This is YOUR chance to play a role in how our public lands are managed and ensure that sportsmen and women have a say about the places where we love to hunt and fish
The Bureau of Land Management’s Vale District Office manages more than 4.6 million acres of public lands across eastern Oregon including the Trout Creek Mountains and the Owyhee Reservoir. These landscapes provide some of the finest hunting, fishing, and outdoor recreation opportunities in the state, as well as important habitat for big game, upland birds, and lahontan cutthroat trout
Currently, the BLM is revising its plan that will determine the future management of these lands for the next 20+ years, and public meetings are scheduled that offer an opportunity for the public to share their ideas directly to the BLM. This process is a key opportunity to help protect habitat of the imperiled sage grouse, determine where Off-Road Vehicles can and cannot travel, and protect wild desert places to camp, hunt and fish. Three main issues will be addressed in this planning process: Lands with Wilderness Characteristics, Off-Road Vehicle and Travel Management and Livestock Grazing. Each meeting will include a brief overview of the alternatives being considered at 6 p.m. Maps, handouts and BLM staff to answer questions will be available for the duration of each meeting. Sportsmen and women must get involved to ensure that the best habitats are conserved and public access for hunting and fishing is maintained.
Please attend one of three local public meetings and make your voice heard – meeting dates, locations, and times, as well as suggested talking points are listed below.
Where and when
Public meetings (All meetings run from 5 p.m. to 8 p.m.)
- Monday, June 24, at the Four Rivers Cultural Center in Ontario, Ore
- Tuesday, June 25, at the McDermitt Community Center in McDermitt, Nev.
- Wednesday, June 26, at the Jordan Valley Lions Hall, Jordan Valley, Ore
Suggested talking points
Stakeholder Support: The BLM’s preferred alternative to revert to the management plan from 2002 does not reflect recommendations made after countless years of efforts by diverse stakeholders on the local Resource Advisory Council to improve the management of public lands for recreation and wildlife. Urge the BLM to select an alternative that will protect this landscape’s wild places by limiting OHV travel to existing routes and maximizes opportunities for common-sense conservation that improves the health and habitat of this vast landscape.
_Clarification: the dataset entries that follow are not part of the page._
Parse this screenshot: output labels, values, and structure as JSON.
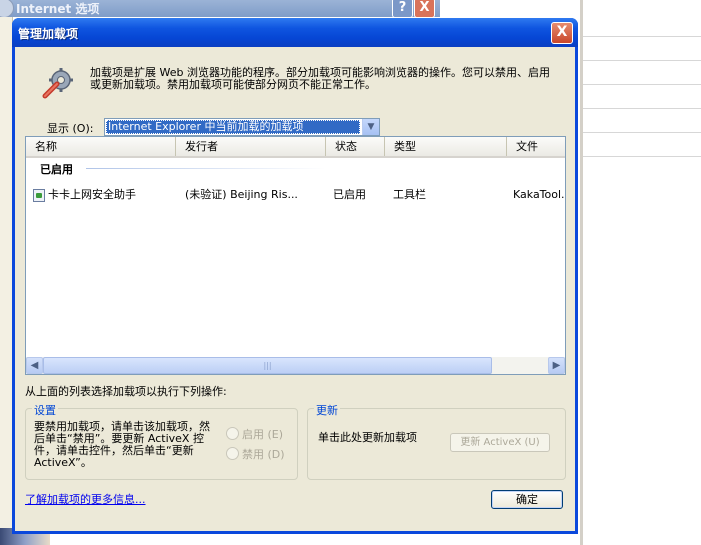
{
  "background_window": {
    "title": "Internet 选项",
    "help_label": "?",
    "close_label": "X"
  },
  "dialog": {
    "title": "管理加载项",
    "close_label": "X",
    "description": "加载项是扩展 Web 浏览器功能的程序。部分加载项可能影响浏览器的操作。您可以禁用、启用或更新加载项。禁用加载项可能使部分网页不能正常工作。",
    "show_label": "显示 (O):",
    "show_value": "Internet Explorer 中当前加载的加载项",
    "list": {
      "columns": [
        "名称",
        "发行者",
        "状态",
        "类型",
        "文件"
      ],
      "group_title": "已启用",
      "rows": [
        {
          "name": "卡卡上网安全助手",
          "publisher": "(未验证) Beijing Ris...",
          "status": "已启用",
          "type": "工具栏",
          "file": "KakaTool..."
        }
      ],
      "scroll_thumb_grip": "|||"
    },
    "instructions": "从上面的列表选择加载项以执行下列操作:",
    "settings": {
      "legend": "设置",
      "text": "要禁用加载项，请单击该加载项，然后单击“禁用”。要更新 ActiveX 控件，请单击控件，然后单击“更新 ActiveX”。",
      "enable_label": "启用 (E)",
      "disable_label": "禁用 (D)"
    },
    "update": {
      "legend": "更新",
      "text": "单击此处更新加载项",
      "button_label": "更新 ActiveX (U)"
    },
    "more_info_link": "了解加载项的更多信息...",
    "ok_label": "确定"
  }
}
Conservation of unfragmented, functional habitats: These high-quality habitats benefit countless species including sage grouse, mule deer, and desert bighorn sheep. Over 2 million acres within the planning area have been identified as mule deer winter range and deserve common sense protections. Backcountry public lands also enable hunters to get away from the crowds and enjoy a quality hunting experience.
Wildlife and fisheries restoration and enhancement: We encourage and support efforts to prioritize active habitat restoration and enhancement on the landscape to benefit big game and other wildlife species.